“Feral dog population in Ladakh is sharply increasing and is becoming a major threat to humans as well as wildlife,” said Narendra Patil, a wildlife researcher who was part of the survey. “There have been few incidents where humans have been mauled and devoured by these dogs and predation on wild herbivores is widely reported.
“During our interviews in 40 villages of Changthang region, we noted that dogs are very unambiguously perceived as a threat to people, livestock and wildlife in Changthang,” he said.
“Almost all the people interviewed were of the opinion that population of free-ranging dogs has to be controlled and their understanding is that dogs thrive on the food waste generated at tourist camps and military camps,” Patil said, quoting from the survey’s report.
Dogs thriving within wildlife habitats in Ladakh pose a serious challenge to the survival of wildlife species, Patil said. Records collected for the study found the breeding success rate for black-necked cranes had declined sharply, from 60 percent in 1995 to a dismal 29 percent in 2016.
“During our survey, we found out that dogs are almost entirely responsible for this decline, as they eat their eggs,” he said. According to a study published in Zoological Research, the total population of the black-necked crane as per the 2014 survey for Ladakh is 112, which includes 17 breeding pairs.

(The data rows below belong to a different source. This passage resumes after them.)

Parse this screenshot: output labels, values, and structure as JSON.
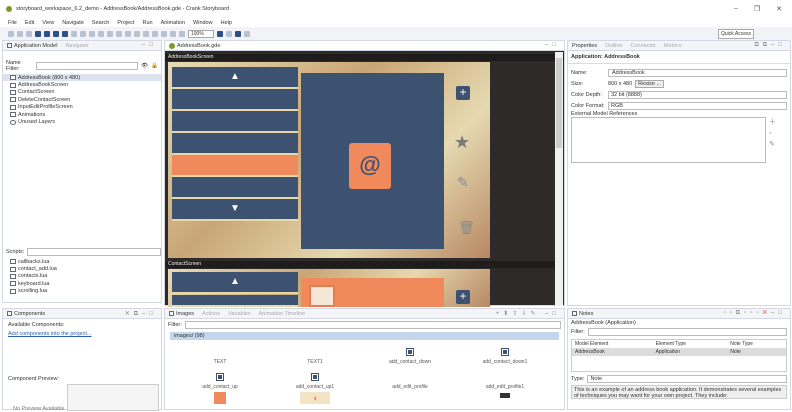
{
  "window": {
    "title": "storyboard_workspace_6.2_demo - AddressBook/AddressBook.gde - Crank Storyboard",
    "controls": [
      "–",
      "❐",
      "✕"
    ]
  },
  "menu": [
    "File",
    "Edit",
    "View",
    "Navigate",
    "Search",
    "Project",
    "Run",
    "Animation",
    "Window",
    "Help"
  ],
  "toolbar": {
    "zoom": "100%",
    "quick_access": "Quick Access"
  },
  "app_model": {
    "tabs": [
      "Application Model",
      "Navigator"
    ],
    "name_filter_label": "Name Filter:",
    "tree": [
      "AddressBook (800 x 480)",
      "AddressBookScreen",
      "ContactScreen",
      "DeleteContactScreen",
      "InputEditProfileScreen",
      "Animations",
      "Unused Layers"
    ],
    "scripts_label": "Scripts:",
    "scripts": [
      "callbacks.lua",
      "contact_add.lua",
      "contacts.lua",
      "keyboard.lua",
      "scrolling.lua"
    ]
  },
  "editor": {
    "tab": "AddressBook.gde",
    "screens": [
      "AddressBookScreen",
      "ContactScreen"
    ]
  },
  "properties": {
    "tabs": [
      "Properties",
      "Outline",
      "Connector",
      "Metrics"
    ],
    "heading": "Application: AddressBook",
    "name_label": "Name:",
    "name_value": "AddressBook",
    "size_label": "Size:",
    "size_value": "800 x 480",
    "resize_label": "Resize ...",
    "depth_label": "Color Depth:",
    "depth_value": "32 bit (8888)",
    "format_label": "Color Format:",
    "format_value": "RGB",
    "ext_label": "External Model References"
  },
  "components": {
    "tab": "Components",
    "available": "Available Components:",
    "link": "Add components into the project...",
    "preview": "Component Preview:",
    "no_preview": "No Preview Available"
  },
  "images": {
    "tabs": [
      "Images",
      "Actions",
      "Variables",
      "Animation Timeline"
    ],
    "filter_label": "Filter:",
    "folder": "images/ (98)",
    "items": [
      "TEXT",
      "TEXT1",
      "add_contact_down",
      "add_contact_down1",
      "add_contact_up",
      "add_contact_up1",
      "add_edit_profile",
      "add_edit_profile1"
    ]
  },
  "notes": {
    "tab": "Notes",
    "context": "AddressBook (Application)",
    "filter_label": "Filter:",
    "columns": [
      "Model Element",
      "Element Type",
      "Note Type"
    ],
    "row": [
      "AddressBook",
      "Application",
      "Note"
    ],
    "type_label": "Type:",
    "type_value": "Note",
    "text": "This is an example of an address book application. It demonstrates several examples of techniques you may want for your own project. They include:"
  },
  "colors": {
    "list_blue": "#3d5170",
    "accent_orange": "#f08a5d"
  }
}
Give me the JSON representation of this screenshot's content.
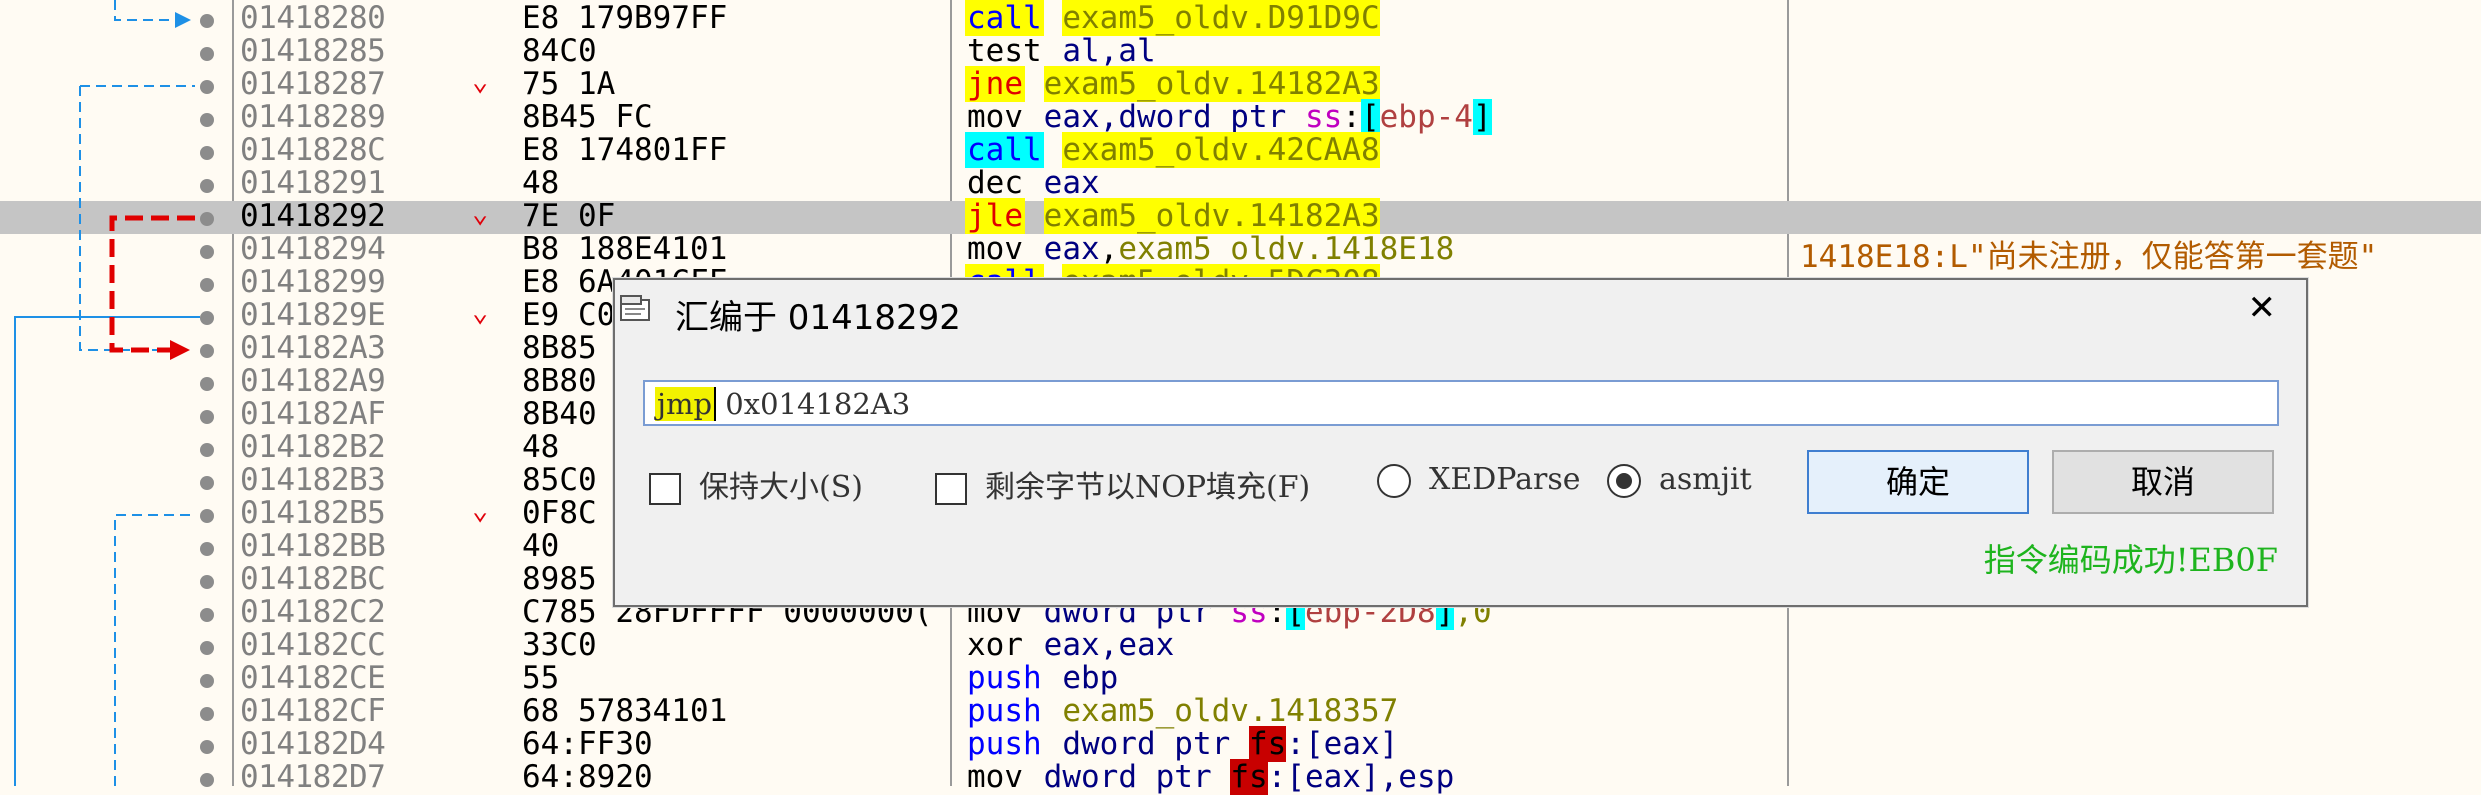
{
  "disasm": {
    "rows": [
      {
        "addr": "01418280",
        "bytes": "E8 179B97FF",
        "mn": "call",
        "mnClass": "c-blue hl",
        "ops": [
          {
            "t": " "
          },
          {
            "t": "exam5_oldv.D91D9C",
            "c": "c-olive hl"
          }
        ],
        "jarrow": ""
      },
      {
        "addr": "01418285",
        "bytes": "84C0",
        "mn": "test",
        "mnClass": "c-dk",
        "ops": [
          {
            "t": " al,al",
            "c": "c-navy"
          }
        ],
        "jarrow": ""
      },
      {
        "addr": "01418287",
        "bytes": "75 1A",
        "mn": "jne",
        "mnClass": "c-red hl",
        "ops": [
          {
            "t": " "
          },
          {
            "t": "exam5_oldv.14182A3",
            "c": "c-olive hl"
          }
        ],
        "jarrow": "⌄"
      },
      {
        "addr": "01418289",
        "bytes": "8B45 FC",
        "mn": "mov",
        "mnClass": "c-dk",
        "ops": [
          {
            "t": " eax",
            "c": "c-navy"
          },
          {
            "t": ",dword ptr ",
            "c": "c-navy"
          },
          {
            "t": "ss",
            "c": "c-mag"
          },
          {
            "t": ":"
          },
          {
            "t": "[",
            "c": "hlc"
          },
          {
            "t": "ebp-4",
            "c": "c-brick"
          },
          {
            "t": "]",
            "c": "hlc"
          }
        ],
        "jarrow": ""
      },
      {
        "addr": "0141828C",
        "bytes": "E8 174801FF",
        "mn": "call",
        "mnClass": "c-blue hlc",
        "ops": [
          {
            "t": " "
          },
          {
            "t": "exam5_oldv.42CAA8",
            "c": "c-olive hl"
          }
        ],
        "jarrow": ""
      },
      {
        "addr": "01418291",
        "bytes": "48",
        "mn": "dec",
        "mnClass": "c-dk",
        "ops": [
          {
            "t": " eax",
            "c": "c-navy"
          }
        ],
        "jarrow": ""
      },
      {
        "addr": "01418292",
        "bytes": "7E 0F",
        "mn": "jle",
        "mnClass": "c-red hl",
        "ops": [
          {
            "t": " "
          },
          {
            "t": "exam5_oldv.14182A3",
            "c": "c-olive hl"
          }
        ],
        "jarrow": "⌄",
        "sel": true
      },
      {
        "addr": "01418294",
        "bytes": "B8 188E4101",
        "mn": "mov",
        "mnClass": "c-dk",
        "ops": [
          {
            "t": " eax",
            "c": "c-navy"
          },
          {
            "t": ","
          },
          {
            "t": "exam5_oldv.1418E18",
            "c": "c-olive"
          }
        ],
        "jarrow": "",
        "comment": "1418E18:L\"尚未注册，仅能答第一套题\""
      },
      {
        "addr": "01418299",
        "bytes": "E8 6A401CFF",
        "mn": "call",
        "mnClass": "c-blue hl",
        "ops": [
          {
            "t": " "
          },
          {
            "t": "exam5_oldv.5DC308",
            "c": "c-olive hl"
          }
        ],
        "jarrow": ""
      },
      {
        "addr": "0141829E",
        "bytes": "E9 C0",
        "mn": "",
        "mnClass": "",
        "ops": [],
        "jarrow": "⌄"
      },
      {
        "addr": "014182A3",
        "bytes": "8B85",
        "mn": "",
        "mnClass": "",
        "ops": [],
        "jarrow": ""
      },
      {
        "addr": "014182A9",
        "bytes": "8B80",
        "mn": "",
        "mnClass": "",
        "ops": [],
        "jarrow": ""
      },
      {
        "addr": "014182AF",
        "bytes": "8B40",
        "mn": "",
        "mnClass": "",
        "ops": [],
        "jarrow": ""
      },
      {
        "addr": "014182B2",
        "bytes": "48",
        "mn": "",
        "mnClass": "",
        "ops": [],
        "jarrow": ""
      },
      {
        "addr": "014182B3",
        "bytes": "85C0",
        "mn": "",
        "mnClass": "",
        "ops": [],
        "jarrow": ""
      },
      {
        "addr": "014182B5",
        "bytes": "0F8C",
        "mn": "",
        "mnClass": "",
        "ops": [],
        "jarrow": "⌄"
      },
      {
        "addr": "014182BB",
        "bytes": "40",
        "mn": "",
        "mnClass": "",
        "ops": [],
        "jarrow": ""
      },
      {
        "addr": "014182BC",
        "bytes": "8985",
        "mn": "",
        "mnClass": "",
        "ops": [],
        "jarrow": ""
      },
      {
        "addr": "014182C2",
        "bytes": "C785 28FDFFFF 0000000(",
        "mn": "mov",
        "mnClass": "c-dk",
        "ops": [
          {
            "t": " dword ptr ",
            "c": "c-navy"
          },
          {
            "t": "ss",
            "c": "c-mag"
          },
          {
            "t": ":"
          },
          {
            "t": "[",
            "c": "hlc"
          },
          {
            "t": "ebp-2D8",
            "c": "c-brick"
          },
          {
            "t": "]",
            "c": "hlc"
          },
          {
            "t": ",0",
            "c": "c-olive"
          }
        ],
        "jarrow": ""
      },
      {
        "addr": "014182CC",
        "bytes": "33C0",
        "mn": "xor",
        "mnClass": "c-dk",
        "ops": [
          {
            "t": " eax,eax",
            "c": "c-navy"
          }
        ],
        "jarrow": ""
      },
      {
        "addr": "014182CE",
        "bytes": "55",
        "mn": "push",
        "mnClass": "c-blue",
        "ops": [
          {
            "t": " ebp",
            "c": "c-navy"
          }
        ],
        "jarrow": ""
      },
      {
        "addr": "014182CF",
        "bytes": "68 57834101",
        "mn": "push",
        "mnClass": "c-blue",
        "ops": [
          {
            "t": " "
          },
          {
            "t": "exam5_oldv.1418357",
            "c": "c-olive"
          }
        ],
        "jarrow": ""
      },
      {
        "addr": "014182D4",
        "bytes": "64:FF30",
        "mn": "push",
        "mnClass": "c-blue",
        "ops": [
          {
            "t": " dword ptr ",
            "c": "c-navy"
          },
          {
            "t": "fs",
            "c": "hlr"
          },
          {
            "t": ":[eax]",
            "c": "c-navy"
          }
        ],
        "jarrow": ""
      },
      {
        "addr": "014182D7",
        "bytes": "64:8920",
        "mn": "mov",
        "mnClass": "c-dk",
        "ops": [
          {
            "t": " dword ptr ",
            "c": "c-navy"
          },
          {
            "t": "fs",
            "c": "hlr"
          },
          {
            "t": ":[eax],esp",
            "c": "c-navy"
          }
        ],
        "jarrow": ""
      }
    ]
  },
  "dialog": {
    "title": "汇编于 01418292",
    "close_label": "✕",
    "input_highlight": "jmp",
    "input_rest": " 0x014182A3",
    "keep_size_label": "保持大小(S)",
    "nop_fill_label": "剩余字节以NOP填充(F)",
    "xedparse_label": "XEDParse",
    "asmjit_label": "asmjit",
    "ok_label": "确定",
    "cancel_label": "取消",
    "status": "指令编码成功!EB0F"
  }
}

In China, many areas with black-necked crane populations have been declared nature reserves; researchers have suggested that efforts be made to involve all key stakeholders and protect the birds throughout their current known distribution range in India. This would help secure a brighter future for the breeding and the wintering population of the black-necked crane in the country. In India, the bird winters in small numbers in the northeastern states of Sikkim and Arunachal Pradesh, but breeds only in Ladakh.
“In Changthang in Ladakh all the tourism and development activities should be properly regulated especially at the nesting and feeding sites of the cranes,” researchers have suggested.
Dogs in India reportedly attacked animals from 80 species in a series of 460 attacks between September 2014 and June 2016, according to a study published in Animal Conservation late last year. Thirty-one of the species attacked were IUCN Red list threatened species, including four critically endangered ones.
In 68 percent of the attacks, the study says, the dogs were unaccompanied by humans. Most of the attacks were carried out by packs of dogs, with 45 percent of these attacks leading to the death of the prey. Nearly 48 percent of the incidents were reported in and around wildlife protected areas, suggesting that dogs have an important large-scale edge effect around protected areas in India.
Read our detailed article on the study: “Domestic dog: Is our best friend a foe for wildlife?”
“We emphasize that responsible dog ownership that focuses on population control, vaccination, adequate feeding and control of free-ranging behavior can reduce interactions with wildlife,” the study’s authors said. “However, in areas of conservation concern, control methods should also include active removal of unowned and feral dogs.”